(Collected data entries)

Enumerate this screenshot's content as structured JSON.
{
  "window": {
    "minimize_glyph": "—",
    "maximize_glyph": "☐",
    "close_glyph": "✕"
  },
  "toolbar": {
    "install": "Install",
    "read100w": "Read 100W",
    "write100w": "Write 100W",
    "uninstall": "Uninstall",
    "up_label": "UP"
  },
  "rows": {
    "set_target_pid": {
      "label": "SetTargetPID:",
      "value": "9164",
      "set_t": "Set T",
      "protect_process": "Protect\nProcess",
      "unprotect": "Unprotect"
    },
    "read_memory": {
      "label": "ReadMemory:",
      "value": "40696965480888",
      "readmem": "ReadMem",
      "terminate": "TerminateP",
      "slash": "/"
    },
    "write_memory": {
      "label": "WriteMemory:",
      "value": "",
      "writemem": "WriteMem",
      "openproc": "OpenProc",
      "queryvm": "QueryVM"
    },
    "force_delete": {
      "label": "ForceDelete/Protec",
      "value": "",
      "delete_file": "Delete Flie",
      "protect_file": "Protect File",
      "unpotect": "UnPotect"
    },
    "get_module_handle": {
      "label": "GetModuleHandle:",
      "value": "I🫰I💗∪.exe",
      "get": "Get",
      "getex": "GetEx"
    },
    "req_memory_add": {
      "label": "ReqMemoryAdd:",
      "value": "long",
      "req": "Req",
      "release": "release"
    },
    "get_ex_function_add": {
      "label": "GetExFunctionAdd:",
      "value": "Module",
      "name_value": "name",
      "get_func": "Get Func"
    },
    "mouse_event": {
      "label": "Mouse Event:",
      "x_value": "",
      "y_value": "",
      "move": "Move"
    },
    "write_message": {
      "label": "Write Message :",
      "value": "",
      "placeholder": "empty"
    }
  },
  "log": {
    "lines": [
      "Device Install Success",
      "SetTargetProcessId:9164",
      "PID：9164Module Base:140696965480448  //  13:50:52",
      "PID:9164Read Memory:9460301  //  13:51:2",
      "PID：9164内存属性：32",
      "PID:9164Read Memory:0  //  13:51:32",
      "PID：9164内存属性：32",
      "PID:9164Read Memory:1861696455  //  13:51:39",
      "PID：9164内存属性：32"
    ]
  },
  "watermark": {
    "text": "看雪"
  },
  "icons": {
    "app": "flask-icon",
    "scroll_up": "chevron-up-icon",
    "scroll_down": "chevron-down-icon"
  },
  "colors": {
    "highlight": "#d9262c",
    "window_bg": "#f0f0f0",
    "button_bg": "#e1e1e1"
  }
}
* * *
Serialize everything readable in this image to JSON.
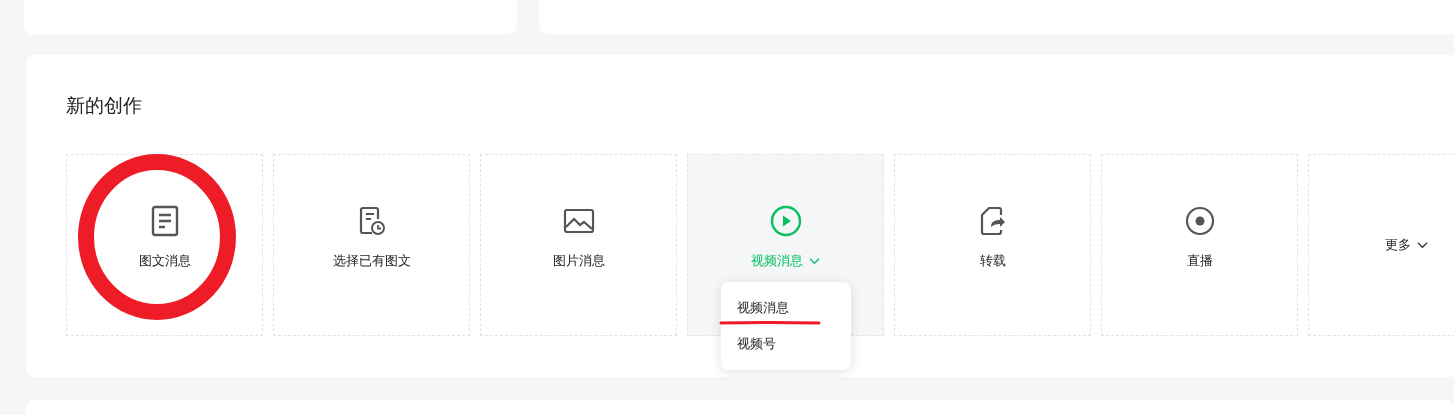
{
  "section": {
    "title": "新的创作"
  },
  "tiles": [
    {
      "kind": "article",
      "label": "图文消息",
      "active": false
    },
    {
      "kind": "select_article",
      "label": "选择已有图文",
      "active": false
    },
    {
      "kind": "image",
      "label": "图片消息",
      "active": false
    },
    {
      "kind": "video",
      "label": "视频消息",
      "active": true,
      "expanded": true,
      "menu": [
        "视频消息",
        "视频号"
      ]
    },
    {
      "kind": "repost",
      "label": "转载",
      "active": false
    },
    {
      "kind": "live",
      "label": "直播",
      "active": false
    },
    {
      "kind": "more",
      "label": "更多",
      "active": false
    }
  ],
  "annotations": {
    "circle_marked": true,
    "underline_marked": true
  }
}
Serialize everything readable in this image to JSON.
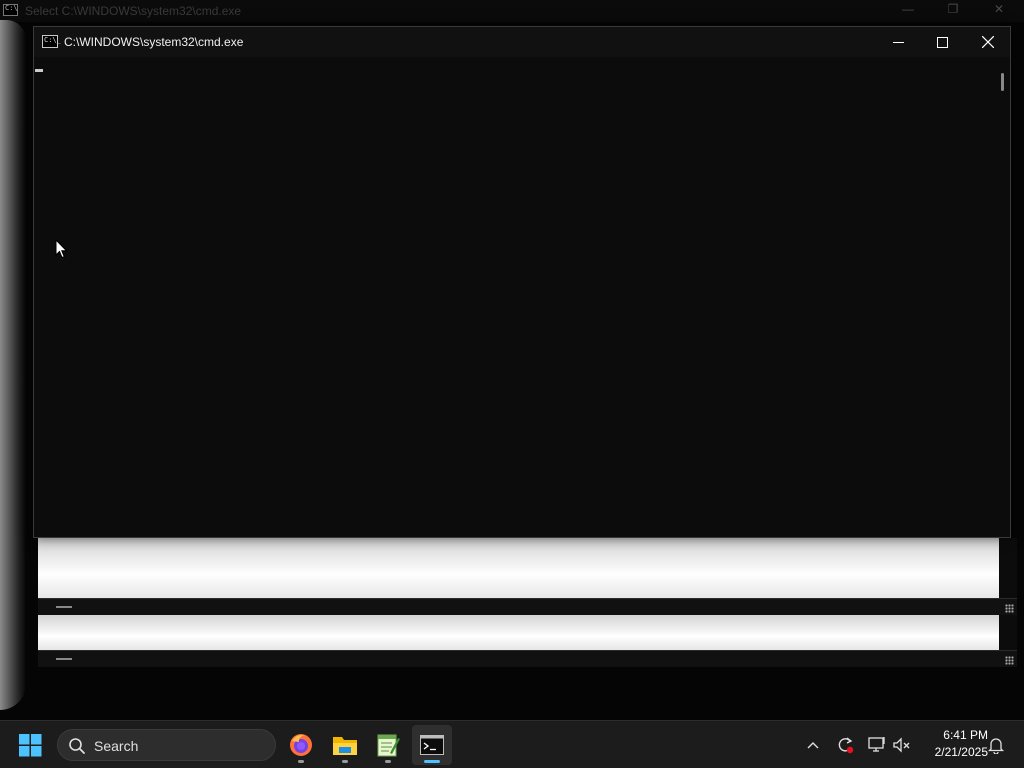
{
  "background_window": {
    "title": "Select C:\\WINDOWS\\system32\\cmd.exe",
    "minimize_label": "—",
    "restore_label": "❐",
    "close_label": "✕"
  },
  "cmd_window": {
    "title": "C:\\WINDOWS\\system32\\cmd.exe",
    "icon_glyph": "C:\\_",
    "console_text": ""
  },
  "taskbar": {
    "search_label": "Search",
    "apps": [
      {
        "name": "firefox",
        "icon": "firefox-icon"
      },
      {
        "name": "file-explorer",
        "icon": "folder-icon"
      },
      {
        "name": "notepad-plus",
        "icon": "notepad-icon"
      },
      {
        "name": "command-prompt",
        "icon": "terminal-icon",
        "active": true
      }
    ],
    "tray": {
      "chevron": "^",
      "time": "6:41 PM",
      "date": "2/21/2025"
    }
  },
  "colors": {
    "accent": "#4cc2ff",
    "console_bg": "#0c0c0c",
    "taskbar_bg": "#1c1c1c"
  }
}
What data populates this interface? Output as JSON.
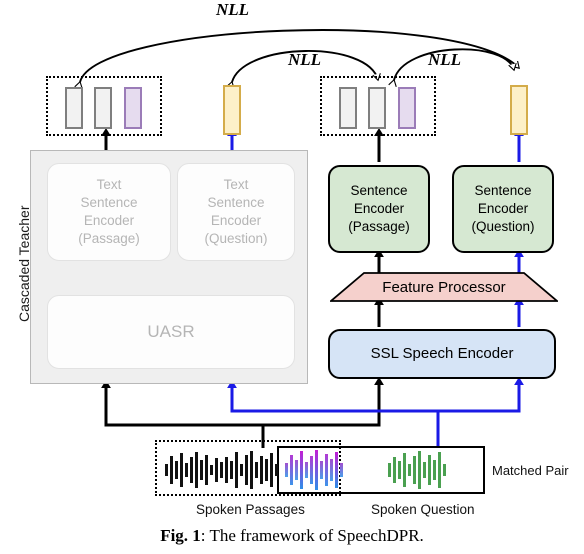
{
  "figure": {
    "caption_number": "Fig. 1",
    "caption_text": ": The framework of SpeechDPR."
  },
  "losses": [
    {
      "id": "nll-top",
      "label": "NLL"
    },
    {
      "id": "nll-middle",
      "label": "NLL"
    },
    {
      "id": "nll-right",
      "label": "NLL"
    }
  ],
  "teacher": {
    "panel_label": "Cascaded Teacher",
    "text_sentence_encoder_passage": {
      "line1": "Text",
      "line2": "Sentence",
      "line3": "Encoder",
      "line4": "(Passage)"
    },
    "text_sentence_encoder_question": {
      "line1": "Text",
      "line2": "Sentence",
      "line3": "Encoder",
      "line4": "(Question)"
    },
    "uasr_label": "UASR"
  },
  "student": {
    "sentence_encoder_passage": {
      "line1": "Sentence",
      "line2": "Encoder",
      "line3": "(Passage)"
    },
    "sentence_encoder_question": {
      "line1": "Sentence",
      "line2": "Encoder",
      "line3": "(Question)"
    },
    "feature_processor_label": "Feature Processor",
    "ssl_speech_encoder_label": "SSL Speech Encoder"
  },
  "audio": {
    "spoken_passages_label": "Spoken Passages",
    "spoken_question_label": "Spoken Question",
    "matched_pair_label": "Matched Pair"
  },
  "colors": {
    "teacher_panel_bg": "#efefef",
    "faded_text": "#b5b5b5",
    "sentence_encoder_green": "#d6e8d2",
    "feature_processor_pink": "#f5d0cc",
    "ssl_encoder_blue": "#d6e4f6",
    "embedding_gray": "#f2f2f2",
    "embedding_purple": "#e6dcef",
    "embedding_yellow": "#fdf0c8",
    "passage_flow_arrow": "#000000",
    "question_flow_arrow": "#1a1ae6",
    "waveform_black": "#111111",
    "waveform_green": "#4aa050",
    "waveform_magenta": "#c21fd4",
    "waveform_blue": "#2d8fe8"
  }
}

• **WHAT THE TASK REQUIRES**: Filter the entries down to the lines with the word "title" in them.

• **ANSWER BOX**:
    "title": "新的创作"
    "title": "Select C:\\WINDOWS\\system32\\cmd.exe",
    "title": "C:\\WINDOWS\\system32\\cmd.exe",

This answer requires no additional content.